Omit the images, then repeat the listing exactly.

◇ ◇ ◇ ◇

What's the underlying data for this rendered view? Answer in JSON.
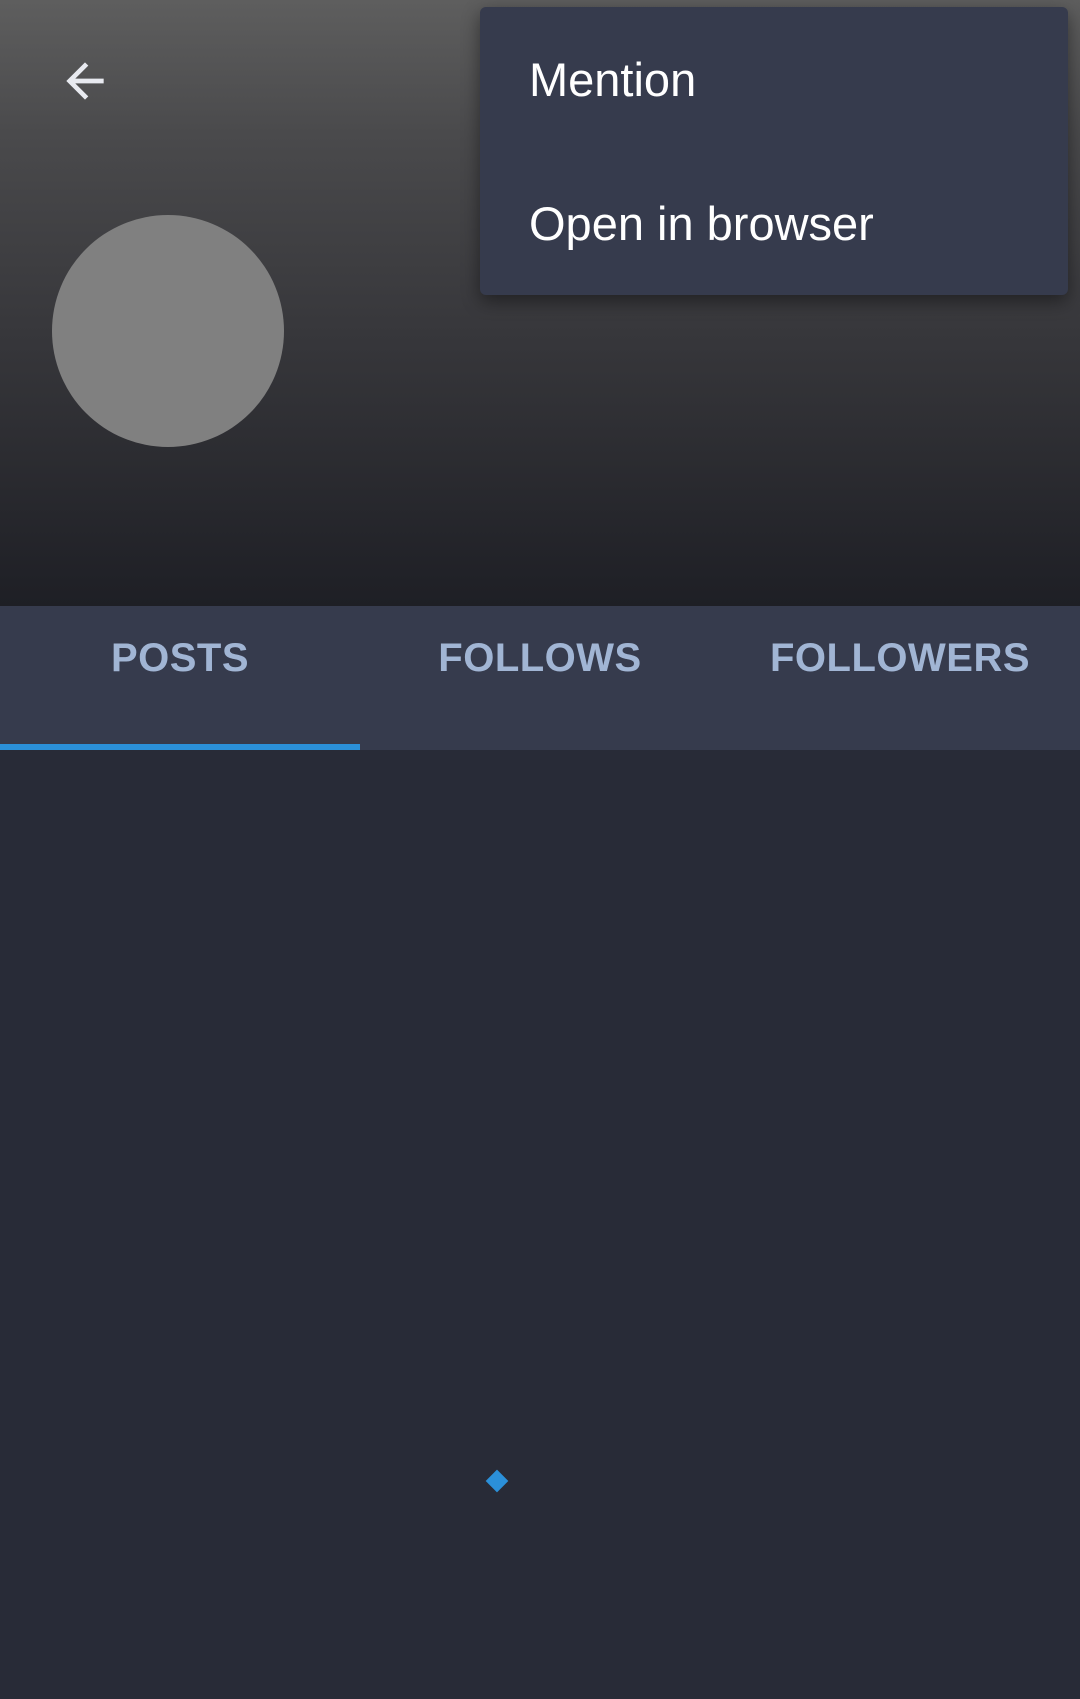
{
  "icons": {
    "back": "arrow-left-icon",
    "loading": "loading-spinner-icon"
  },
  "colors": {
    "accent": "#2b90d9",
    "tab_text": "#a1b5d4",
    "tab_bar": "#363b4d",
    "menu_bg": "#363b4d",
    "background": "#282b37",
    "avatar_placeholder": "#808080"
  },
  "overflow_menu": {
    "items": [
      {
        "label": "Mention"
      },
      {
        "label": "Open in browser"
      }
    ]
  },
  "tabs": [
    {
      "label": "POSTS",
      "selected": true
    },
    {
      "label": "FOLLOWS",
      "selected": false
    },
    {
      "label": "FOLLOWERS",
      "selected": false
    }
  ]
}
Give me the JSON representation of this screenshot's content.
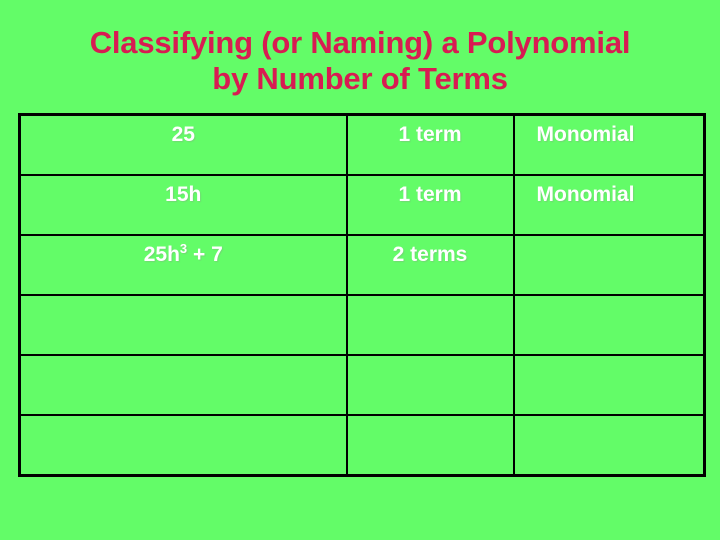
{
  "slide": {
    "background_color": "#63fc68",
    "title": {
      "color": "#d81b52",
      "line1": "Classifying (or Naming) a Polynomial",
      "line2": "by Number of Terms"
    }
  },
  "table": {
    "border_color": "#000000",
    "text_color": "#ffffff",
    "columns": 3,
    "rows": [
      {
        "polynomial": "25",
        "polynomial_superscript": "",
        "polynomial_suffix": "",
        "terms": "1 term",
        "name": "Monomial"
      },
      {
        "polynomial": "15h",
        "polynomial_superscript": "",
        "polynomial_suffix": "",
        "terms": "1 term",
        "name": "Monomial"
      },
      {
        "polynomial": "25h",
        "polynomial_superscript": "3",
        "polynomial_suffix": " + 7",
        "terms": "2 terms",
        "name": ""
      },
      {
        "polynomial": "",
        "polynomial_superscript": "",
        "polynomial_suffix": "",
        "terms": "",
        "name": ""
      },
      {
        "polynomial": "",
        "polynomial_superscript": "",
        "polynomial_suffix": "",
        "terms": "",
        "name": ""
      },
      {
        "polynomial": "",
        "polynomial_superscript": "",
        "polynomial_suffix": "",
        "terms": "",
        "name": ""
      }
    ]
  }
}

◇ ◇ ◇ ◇

» **ANSWER TO THIS PROBLEM**
What's the underlying data for this rendered view? Answer in JSON.
{
  "icons": {
    "back": "arrow-left-icon",
    "loading": "loading-spinner-icon"
  },
  "colors": {
    "accent": "#2b90d9",
    "tab_text": "#a1b5d4",
    "tab_bar": "#363b4d",
    "menu_bg": "#363b4d",
    "background": "#282b37",
    "avatar_placeholder": "#808080"
  },
  "overflow_menu": {
    "items": [
      {
        "label": "Mention"
      },
      {
        "label": "Open in browser"
      }
    ]
  },
  "tabs": [
    {
      "label": "POSTS",
      "selected": true
    },
    {
      "label": "FOLLOWS",
      "selected": false
    },
    {
      "label": "FOLLOWERS",
      "selected": false
    }
  ]
}
Give me the JSON representation of this screenshot's content.
{
  "slide": {
    "background_color": "#63fc68",
    "title": {
      "color": "#d81b52",
      "line1": "Classifying (or Naming) a Polynomial",
      "line2": "by Number of Terms"
    }
  },
  "table": {
    "border_color": "#000000",
    "text_color": "#ffffff",
    "columns": 3,
    "rows": [
      {
        "polynomial": "25",
        "polynomial_superscript": "",
        "polynomial_suffix": "",
        "terms": "1 term",
        "name": "Monomial"
      },
      {
        "polynomial": "15h",
        "polynomial_superscript": "",
        "polynomial_suffix": "",
        "terms": "1 term",
        "name": "Monomial"
      },
      {
        "polynomial": "25h",
        "polynomial_superscript": "3",
        "polynomial_suffix": " + 7",
        "terms": "2 terms",
        "name": ""
      },
      {
        "polynomial": "",
        "polynomial_superscript": "",
        "polynomial_suffix": "",
        "terms": "",
        "name": ""
      },
      {
        "polynomial": "",
        "polynomial_superscript": "",
        "polynomial_suffix": "",
        "terms": "",
        "name": ""
      },
      {
        "polynomial": "",
        "polynomial_superscript": "",
        "polynomial_suffix": "",
        "terms": "",
        "name": ""
      }
    ]
  }
}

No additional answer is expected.